### [WHAT IS BEING ASKED]
Report all lines from the entries below in which "Document" appears.

_ _ _ _ _ _ _

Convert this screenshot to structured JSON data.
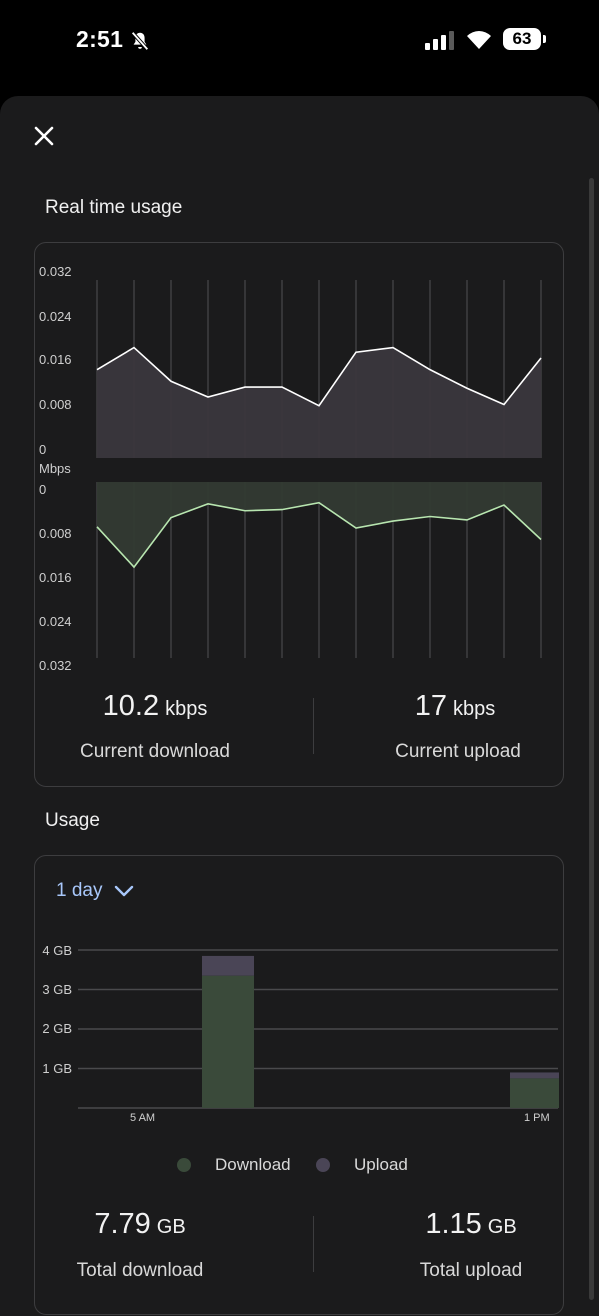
{
  "status": {
    "time": "2:51",
    "battery": "63"
  },
  "realtime": {
    "title": "Real time usage",
    "unit_label": "Mbps",
    "download_ticks": [
      "0.032",
      "0.024",
      "0.016",
      "0.008",
      "0"
    ],
    "upload_ticks": [
      "0",
      "0.008",
      "0.016",
      "0.024",
      "0.032"
    ],
    "current_download_value": "10.2",
    "current_download_unit": "kbps",
    "current_download_label": "Current download",
    "current_upload_value": "17",
    "current_upload_unit": "kbps",
    "current_upload_label": "Current upload"
  },
  "usage": {
    "title": "Usage",
    "range": "1 day",
    "total_download_value": "7.79",
    "total_download_unit": "GB",
    "total_download_label": "Total download",
    "total_upload_value": "1.15",
    "total_upload_unit": "GB",
    "total_upload_label": "Total upload"
  },
  "colors": {
    "download_line": "#ffffff",
    "download_fill": "#3a373d",
    "upload_line": "#b8e6b0",
    "upload_fill": "#333a33",
    "bar_download": "#3a4a3a",
    "bar_upload": "#4a4556",
    "accent": "#a8c7fa"
  },
  "chart_data": [
    {
      "type": "area",
      "ylabel": "Mbps",
      "ylim": [
        0,
        0.032
      ],
      "ticks": [
        0,
        0.008,
        0.016,
        0.024,
        0.032
      ],
      "series": [
        {
          "name": "Current download",
          "values": [
            0.0152,
            0.019,
            0.0132,
            0.0105,
            0.0122,
            0.0122,
            0.009,
            0.0182,
            0.019,
            0.0152,
            0.012,
            0.0092,
            0.0172
          ]
        }
      ]
    },
    {
      "type": "area",
      "ylabel": "Mbps",
      "ylim": [
        0,
        0.032
      ],
      "inverted": true,
      "ticks": [
        0,
        0.008,
        0.016,
        0.024,
        0.032
      ],
      "series": [
        {
          "name": "Current upload",
          "values": [
            0.0078,
            0.0148,
            0.0062,
            0.0038,
            0.005,
            0.0048,
            0.0036,
            0.008,
            0.0068,
            0.006,
            0.0066,
            0.004,
            0.01
          ]
        }
      ]
    },
    {
      "type": "bar",
      "stacked": true,
      "x_tick_labels": [
        "5 AM",
        "1 PM"
      ],
      "y_tick_labels": [
        "1 GB",
        "2 GB",
        "3 GB",
        "4 GB"
      ],
      "ylim": [
        0,
        4
      ],
      "grid": true,
      "legend": "bottom",
      "series_names": [
        "Download",
        "Upload"
      ],
      "bars": [
        {
          "download": 3.35,
          "upload": 0.5
        },
        {
          "download": 0.75,
          "upload": 0.15
        }
      ]
    }
  ]
}
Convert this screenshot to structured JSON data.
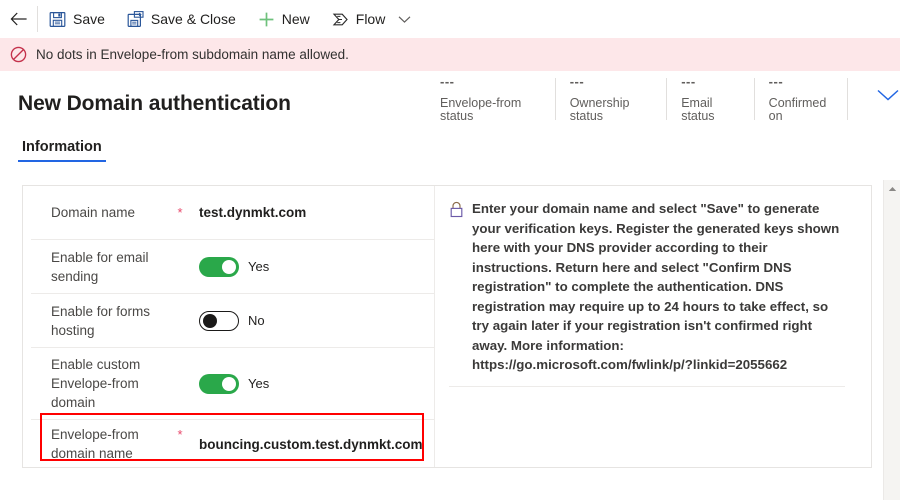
{
  "commandbar": {
    "back_label": "Back",
    "items": [
      {
        "label": "Save",
        "icon": "save-icon"
      },
      {
        "label": "Save & Close",
        "icon": "save-and-close-icon"
      },
      {
        "label": "New",
        "icon": "plus-icon"
      },
      {
        "label": "Flow",
        "icon": "flow-icon"
      }
    ],
    "overflow_icon": "chevron-down-icon"
  },
  "notification": {
    "icon": "blocked-icon",
    "message": "No dots in Envelope-from subdomain name allowed.",
    "background": "#fde7e9"
  },
  "header": {
    "title": "New Domain authentication",
    "expand_icon": "chevron-down-icon",
    "status_cells": [
      {
        "value": "---",
        "label": "Envelope-from status"
      },
      {
        "value": "---",
        "label": "Ownership status"
      },
      {
        "value": "---",
        "label": "Email status"
      },
      {
        "value": "---",
        "label": "Confirmed on"
      }
    ]
  },
  "tabs": [
    {
      "label": "Information",
      "active": true
    }
  ],
  "form": {
    "rows": [
      {
        "label": "Domain name",
        "required": "*",
        "type": "text",
        "value": "test.dynmkt.com"
      },
      {
        "label": "Enable for email sending",
        "required": "",
        "type": "toggle",
        "state": "on",
        "value": "Yes"
      },
      {
        "label": "Enable for forms hosting",
        "required": "",
        "type": "toggle",
        "state": "off",
        "value": "No"
      },
      {
        "label": "Enable custom Envelope-from domain",
        "required": "",
        "type": "toggle",
        "state": "on",
        "value": "Yes"
      },
      {
        "label": "Envelope-from domain name",
        "required": "*",
        "type": "text",
        "value": "bouncing.custom.test.dynmkt.com",
        "highlighted": true
      }
    ]
  },
  "info_panel": {
    "icon": "lock-icon",
    "text": "Enter your domain name and select \"Save\" to generate your verification keys. Register the generated keys shown here with your DNS provider according to their instructions. Return here and select \"Confirm DNS registration\" to complete the authentication. DNS registration may require up to 24 hours to take effect, so try again later if your registration isn't confirmed right away. More information: https://go.microsoft.com/fwlink/p/?linkid=2055662"
  },
  "scrollbar": {
    "up_icon": "scroll-up-icon"
  },
  "colors": {
    "accent": "#2266e3",
    "toggle_on": "#2aa84a",
    "error_bg": "#fde7e9",
    "required": "#e8486b",
    "highlight": "#ff0000"
  }
}
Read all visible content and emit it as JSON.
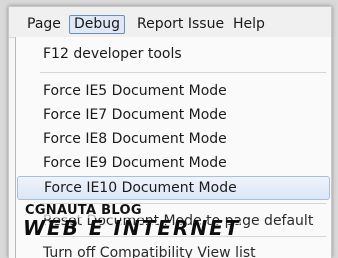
{
  "menubar": {
    "items": [
      "Page",
      "Debug",
      "Report Issue",
      "Help"
    ],
    "active": "Debug"
  },
  "dropdown": {
    "items": [
      "F12 developer tools",
      "Force IE5 Document Mode",
      "Force IE7 Document Mode",
      "Force IE8 Document Mode",
      "Force IE9 Document Mode",
      "Force IE10 Document Mode",
      "Reset Document Mode to page default",
      "Turn off Compatibility View list"
    ],
    "highlighted": "Force IE10 Document Mode"
  },
  "watermark": {
    "top": "CGNAUTA BLOG",
    "main": "WEB E INTERNET"
  }
}
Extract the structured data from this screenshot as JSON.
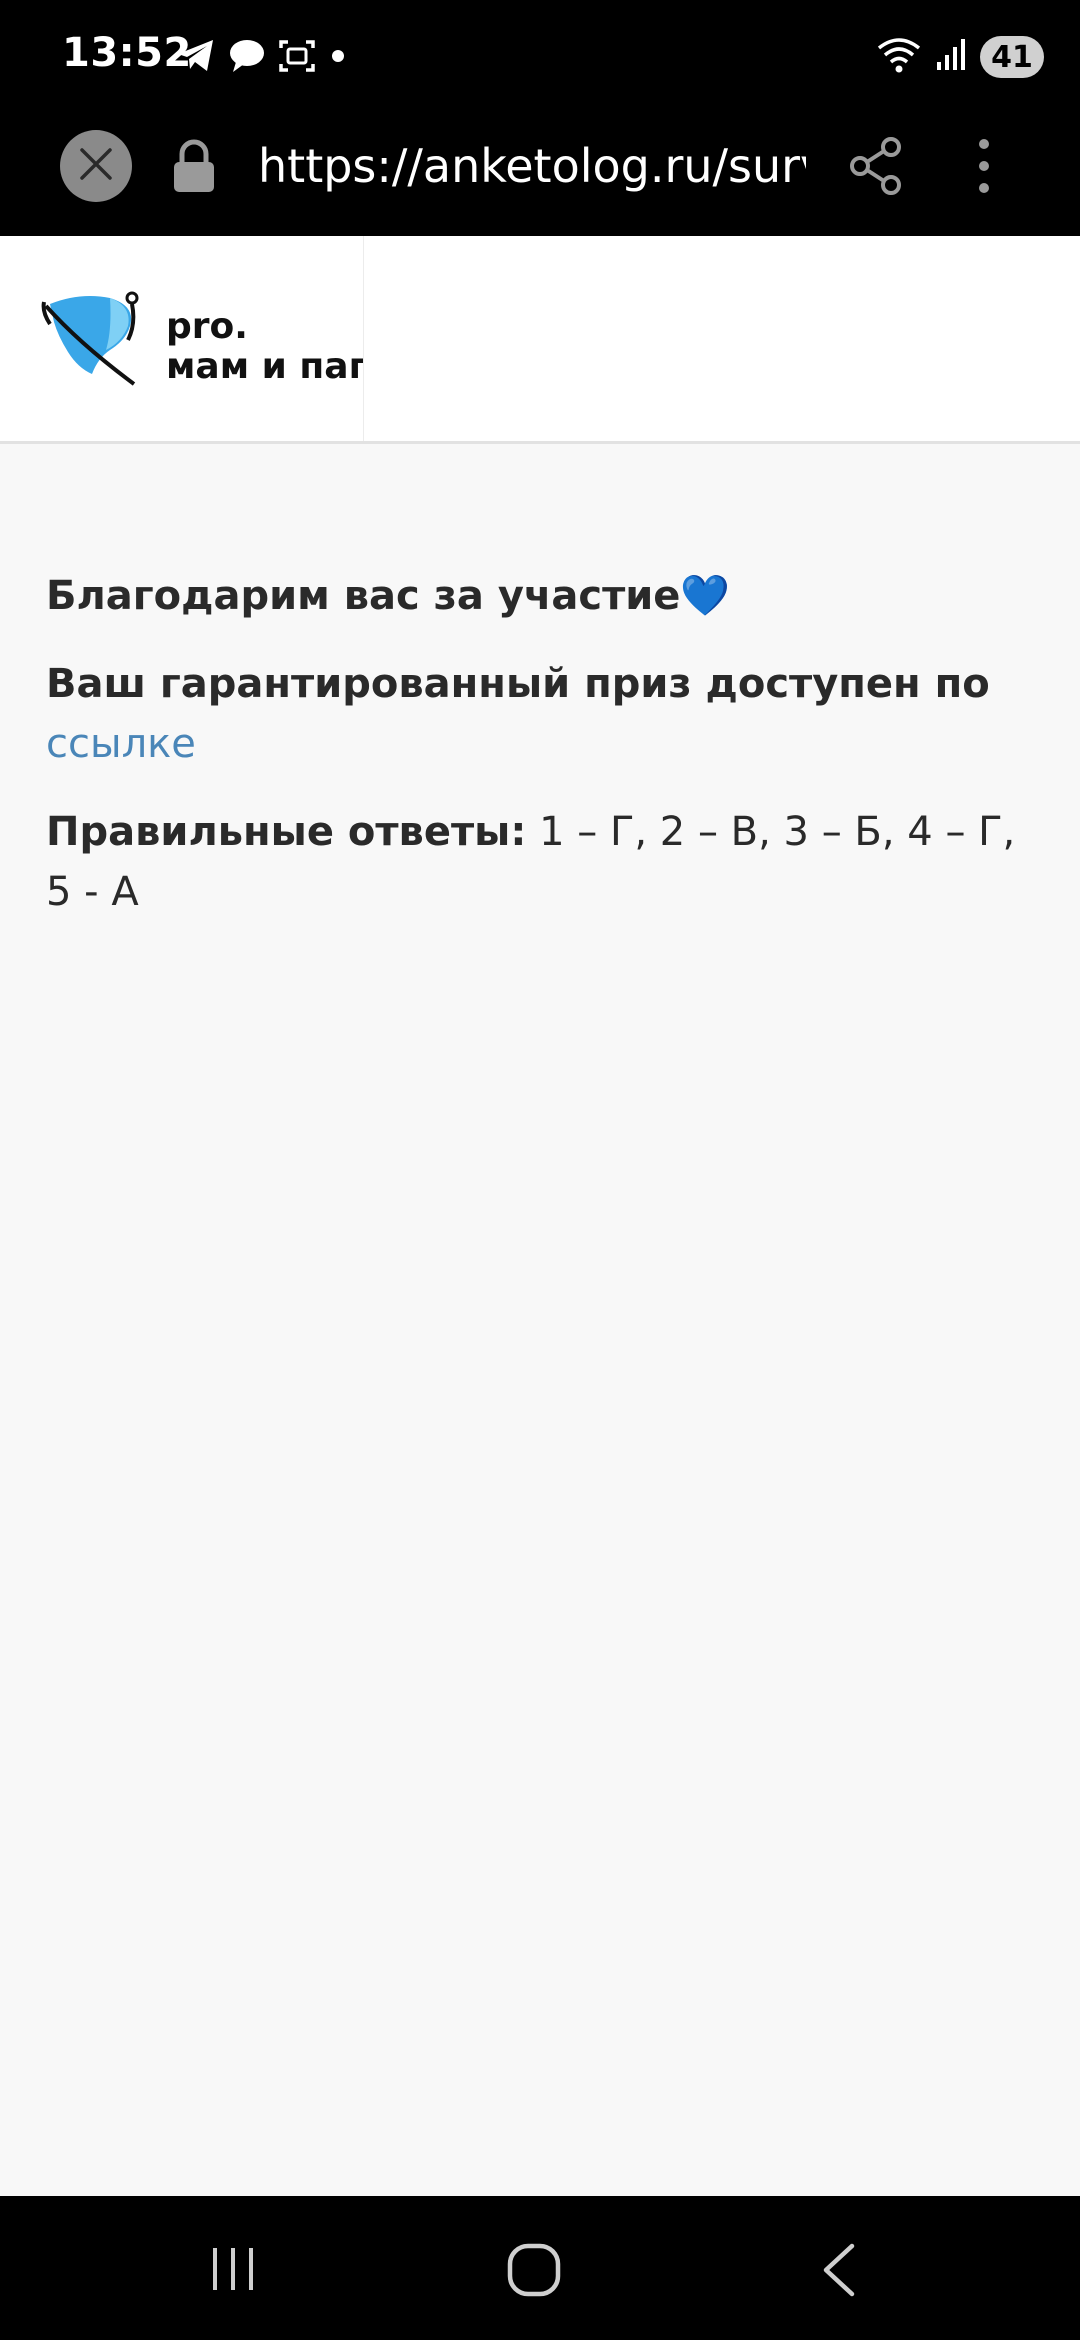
{
  "status_bar": {
    "time": "13:52",
    "left_icons": [
      "telegram-icon",
      "chat-bubble-icon",
      "screenshot-icon",
      "dot-icon"
    ],
    "right_icons": [
      "wifi-icon",
      "signal-icon"
    ],
    "battery_level": "41"
  },
  "browser": {
    "url": "https://anketolog.ru/survey",
    "icons": [
      "close-icon",
      "lock-icon",
      "share-icon",
      "more-icon"
    ]
  },
  "header": {
    "logo_line1": "pro.",
    "logo_line2": "мам и пап",
    "logo_colors": {
      "primary": "#3aa7e8",
      "light": "#7fd0f5"
    }
  },
  "content": {
    "thanks": "Благодарим вас за участие💙",
    "prize_text": "Ваш гарантированный приз доступен по ",
    "prize_link": "ссылке",
    "answers_label": "Правильные ответы:",
    "answers_value": " 1 – Г, 2 – В, 3 – Б, 4 – Г, 5 - А"
  },
  "colors": {
    "link": "#4a86b8",
    "text": "#2a2a2a",
    "page_background": "#f8f8f8"
  },
  "nav_bar": {
    "icons": [
      "recents-icon",
      "home-icon",
      "back-icon"
    ]
  }
}
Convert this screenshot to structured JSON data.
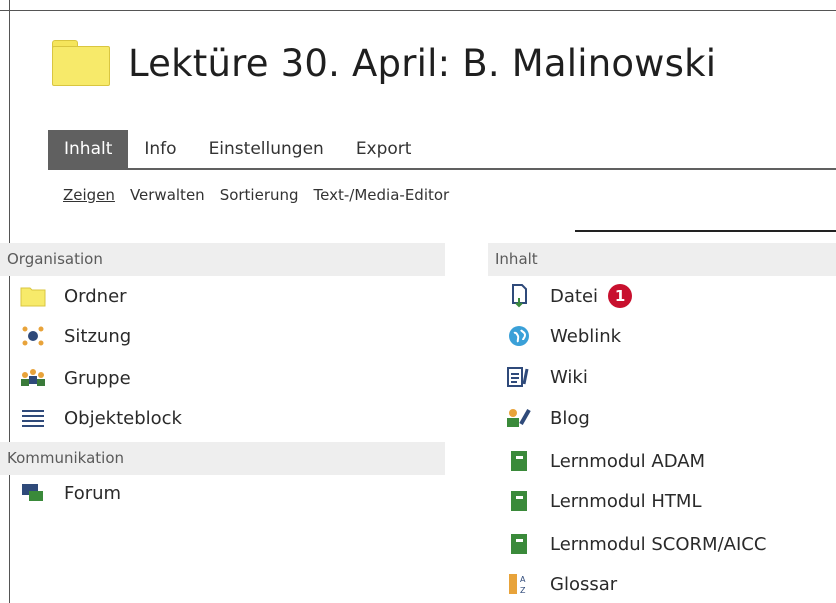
{
  "header": {
    "title": "Lektüre 30. April: B. Malinowski",
    "folder_color": "#f7ea6a"
  },
  "tabs": [
    {
      "label": "Inhalt",
      "active": true
    },
    {
      "label": "Info"
    },
    {
      "label": "Einstellungen"
    },
    {
      "label": "Export"
    }
  ],
  "subtabs": [
    {
      "label": "Zeigen",
      "active": true
    },
    {
      "label": "Verwalten"
    },
    {
      "label": "Sortierung"
    },
    {
      "label": "Text-/Media-Editor"
    }
  ],
  "left": {
    "organisation_label": "Organisation",
    "organisation_items": [
      {
        "label": "Ordner",
        "icon": "folder-icon"
      },
      {
        "label": "Sitzung",
        "icon": "session-icon"
      },
      {
        "label": "Gruppe",
        "icon": "group-icon"
      },
      {
        "label": "Objekteblock",
        "icon": "list-icon"
      }
    ],
    "kommunikation_label": "Kommunikation",
    "kommunikation_items": [
      {
        "label": "Forum",
        "icon": "forum-icon"
      }
    ]
  },
  "right": {
    "inhalt_label": "Inhalt",
    "items": [
      {
        "label": "Datei",
        "icon": "file-download-icon",
        "badge": "1"
      },
      {
        "label": "Weblink",
        "icon": "globe-icon"
      },
      {
        "label": "Wiki",
        "icon": "wiki-icon"
      },
      {
        "label": "Blog",
        "icon": "blog-icon"
      },
      {
        "label": "Lernmodul ADAM",
        "icon": "book-icon"
      },
      {
        "label": "Lernmodul HTML",
        "icon": "book-icon"
      },
      {
        "label": "Lernmodul SCORM/AICC",
        "icon": "book-icon"
      },
      {
        "label": "Glossar",
        "icon": "glossary-icon"
      }
    ]
  },
  "colors": {
    "badge": "#c8102e",
    "tab_active": "#606060",
    "book_green": "#3a8a3a"
  }
}
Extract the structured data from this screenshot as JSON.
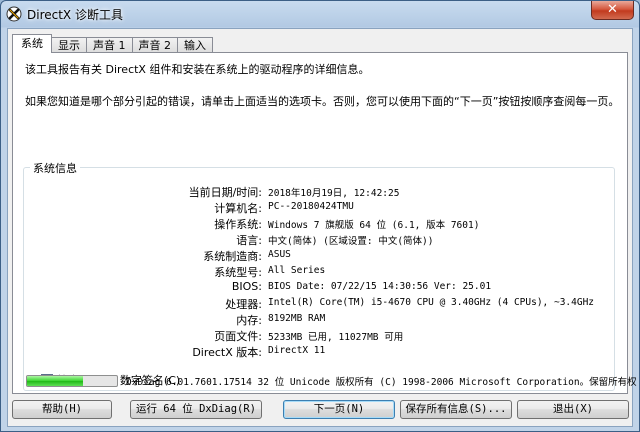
{
  "window": {
    "title": "DirectX 诊断工具",
    "close_label": "✕"
  },
  "tabs": [
    {
      "label": "系统"
    },
    {
      "label": "显示"
    },
    {
      "label": "声音 1"
    },
    {
      "label": "声音 2"
    },
    {
      "label": "输入"
    }
  ],
  "intro": {
    "line1": "该工具报告有关 DirectX 组件和安装在系统上的驱动程序的详细信息。",
    "line2": "如果您知道是哪个部分引起的错误，请单击上面适当的选项卡。否则，您可以使用下面的“下一页”按钮按顺序查阅每一页。"
  },
  "system_info": {
    "title": "系统信息",
    "rows": [
      {
        "label": "当前日期/时间:",
        "value": "2018年10月19日, 12:42:25"
      },
      {
        "label": "计算机名:",
        "value": "PC--20180424TMU"
      },
      {
        "label": "操作系统:",
        "value": "Windows 7 旗舰版 64 位 (6.1, 版本 7601)"
      },
      {
        "label": "语言:",
        "value": "中文(简体) (区域设置: 中文(简体))"
      },
      {
        "label": "系统制造商:",
        "value": "ASUS"
      },
      {
        "label": "系统型号:",
        "value": "All Series"
      },
      {
        "label": "BIOS:",
        "value": "BIOS Date: 07/22/15 14:30:56 Ver: 25.01"
      },
      {
        "label": "处理器:",
        "value": "Intel(R) Core(TM) i5-4670 CPU @ 3.40GHz (4 CPUs), ~3.4GHz"
      },
      {
        "label": "内存:",
        "value": "8192MB RAM"
      },
      {
        "label": "页面文件:",
        "value": "5233MB 已用, 11027MB 可用"
      },
      {
        "label": "DirectX 版本:",
        "value": "DirectX 11"
      }
    ]
  },
  "whql_checkbox": {
    "label": "检查 WHQL 数字签名(C)",
    "checked": true
  },
  "progress": {
    "fraction": 0.62
  },
  "copyright": "DxDiag 6.01.7601.17514 32 位 Unicode 版权所有 (C) 1998-2006 Microsoft Corporation。保留所有权",
  "buttons": {
    "help": "帮助(H)",
    "run64": "运行 64 位 DxDiag(R)",
    "next": "下一页(N)",
    "save_all": "保存所有信息(S)...",
    "exit": "退出(X)"
  },
  "colors": {
    "progress_green": "#37d52c",
    "title_close_red": "#c23a1f"
  }
}
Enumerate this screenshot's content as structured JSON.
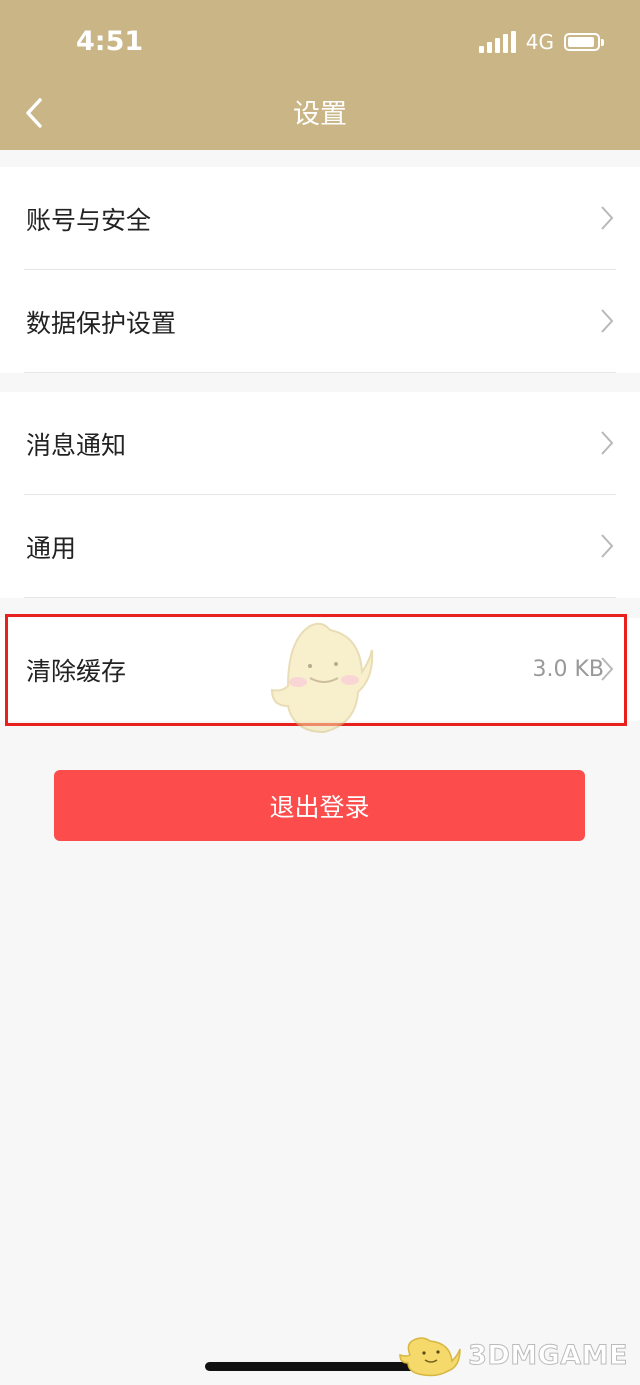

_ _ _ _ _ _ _

### [RESULT OF THIS EXERCISE]
      "Force IE5 Document Mode",
      "Force IE7 Document Mode",
      "Force IE8 Document Mode",
      "Force IE9 Document Mode",
      "Force IE10 Document Mode",
      "Reset Document Mode to page default",
    "highlighted": "Force IE10 Document Mode"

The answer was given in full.